(WHAT THE TASK REQUIRES): Reproduce the records below in full and without edits, omitting images.

(SOURCE DATA):
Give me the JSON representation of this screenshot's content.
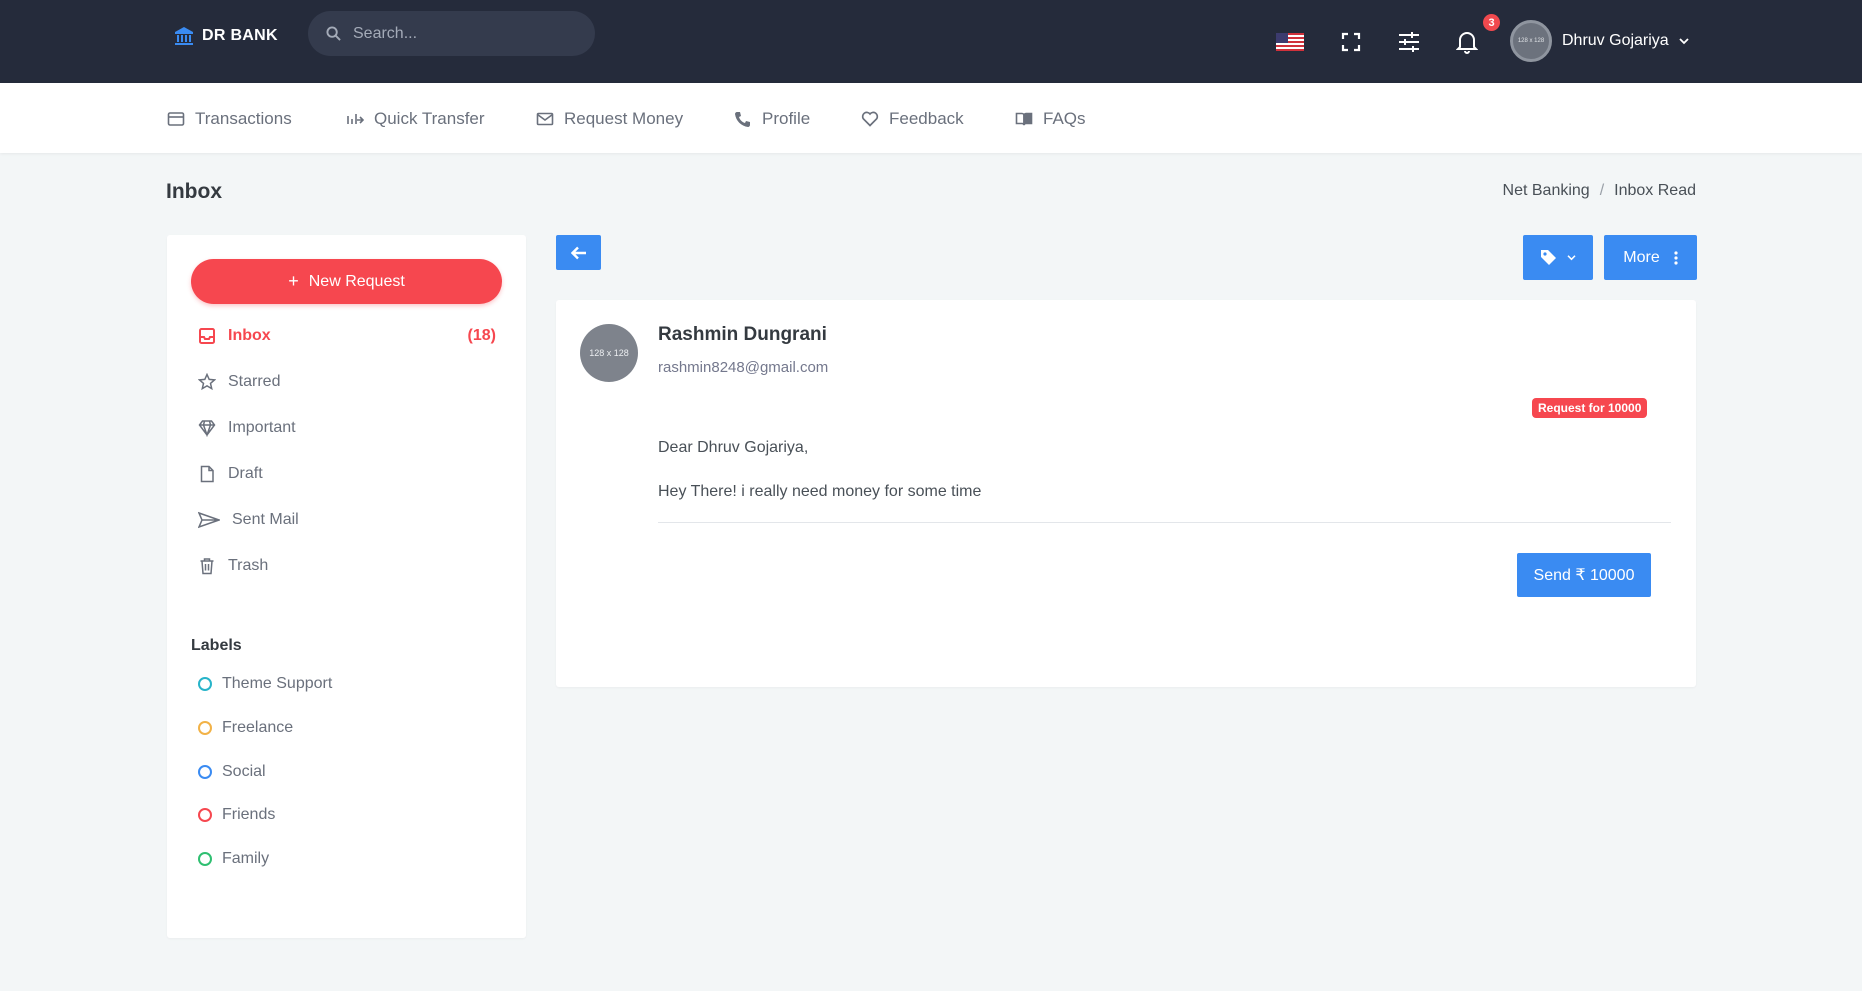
{
  "brand": {
    "name": "DR BANK"
  },
  "search": {
    "placeholder": "Search..."
  },
  "notifications": {
    "count": "3"
  },
  "user": {
    "name": "Dhruv Gojariya",
    "avatar_text": "128 x 128"
  },
  "nav": [
    {
      "label": "Transactions",
      "icon": "card-icon"
    },
    {
      "label": "Quick Transfer",
      "icon": "transfer-icon"
    },
    {
      "label": "Request Money",
      "icon": "mail-money-icon"
    },
    {
      "label": "Profile",
      "icon": "phone-user-icon"
    },
    {
      "label": "Feedback",
      "icon": "heart-icon"
    },
    {
      "label": "FAQs",
      "icon": "book-icon"
    }
  ],
  "page": {
    "title": "Inbox"
  },
  "breadcrumb": {
    "first": "Net Banking",
    "separator": "/",
    "current": "Inbox Read"
  },
  "sidebar": {
    "new_request": "New Request",
    "folders": [
      {
        "label": "Inbox",
        "count": "(18)",
        "active": true
      },
      {
        "label": "Starred"
      },
      {
        "label": "Important"
      },
      {
        "label": "Draft"
      },
      {
        "label": "Sent Mail"
      },
      {
        "label": "Trash"
      }
    ],
    "labels_heading": "Labels",
    "labels": [
      {
        "label": "Theme Support",
        "color": "#27b4c9"
      },
      {
        "label": "Freelance",
        "color": "#f2b247"
      },
      {
        "label": "Social",
        "color": "#3a8bf2"
      },
      {
        "label": "Friends",
        "color": "#f6474f"
      },
      {
        "label": "Family",
        "color": "#2fbf71"
      }
    ]
  },
  "toolbar": {
    "more_label": "More"
  },
  "mail": {
    "avatar_text": "128 x 128",
    "sender_name": "Rashmin Dungrani",
    "sender_email": "rashmin8248@gmail.com",
    "badge": "Request for 10000",
    "greeting": "Dear Dhruv Gojariya,",
    "body": "Hey There! i really need money for some time",
    "action_label": "Send ₹ 10000"
  },
  "colors": {
    "topbar": "#252b3b",
    "accent": "#3a8bf2",
    "danger": "#f6474f"
  }
}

(SOLUTION):
Give me the JSON representation of this screenshot's content.
{
  "brand": {
    "name": "DR BANK"
  },
  "search": {
    "placeholder": "Search..."
  },
  "notifications": {
    "count": "3"
  },
  "user": {
    "name": "Dhruv Gojariya",
    "avatar_text": "128 x 128"
  },
  "nav": [
    {
      "label": "Transactions",
      "icon": "card-icon"
    },
    {
      "label": "Quick Transfer",
      "icon": "transfer-icon"
    },
    {
      "label": "Request Money",
      "icon": "mail-money-icon"
    },
    {
      "label": "Profile",
      "icon": "phone-user-icon"
    },
    {
      "label": "Feedback",
      "icon": "heart-icon"
    },
    {
      "label": "FAQs",
      "icon": "book-icon"
    }
  ],
  "page": {
    "title": "Inbox"
  },
  "breadcrumb": {
    "first": "Net Banking",
    "separator": "/",
    "current": "Inbox Read"
  },
  "sidebar": {
    "new_request": "New Request",
    "folders": [
      {
        "label": "Inbox",
        "count": "(18)",
        "active": true
      },
      {
        "label": "Starred"
      },
      {
        "label": "Important"
      },
      {
        "label": "Draft"
      },
      {
        "label": "Sent Mail"
      },
      {
        "label": "Trash"
      }
    ],
    "labels_heading": "Labels",
    "labels": [
      {
        "label": "Theme Support",
        "color": "#27b4c9"
      },
      {
        "label": "Freelance",
        "color": "#f2b247"
      },
      {
        "label": "Social",
        "color": "#3a8bf2"
      },
      {
        "label": "Friends",
        "color": "#f6474f"
      },
      {
        "label": "Family",
        "color": "#2fbf71"
      }
    ]
  },
  "toolbar": {
    "more_label": "More"
  },
  "mail": {
    "avatar_text": "128 x 128",
    "sender_name": "Rashmin Dungrani",
    "sender_email": "rashmin8248@gmail.com",
    "badge": "Request for 10000",
    "greeting": "Dear Dhruv Gojariya,",
    "body": "Hey There! i really need money for some time",
    "action_label": "Send ₹ 10000"
  },
  "colors": {
    "topbar": "#252b3b",
    "accent": "#3a8bf2",
    "danger": "#f6474f"
  }
}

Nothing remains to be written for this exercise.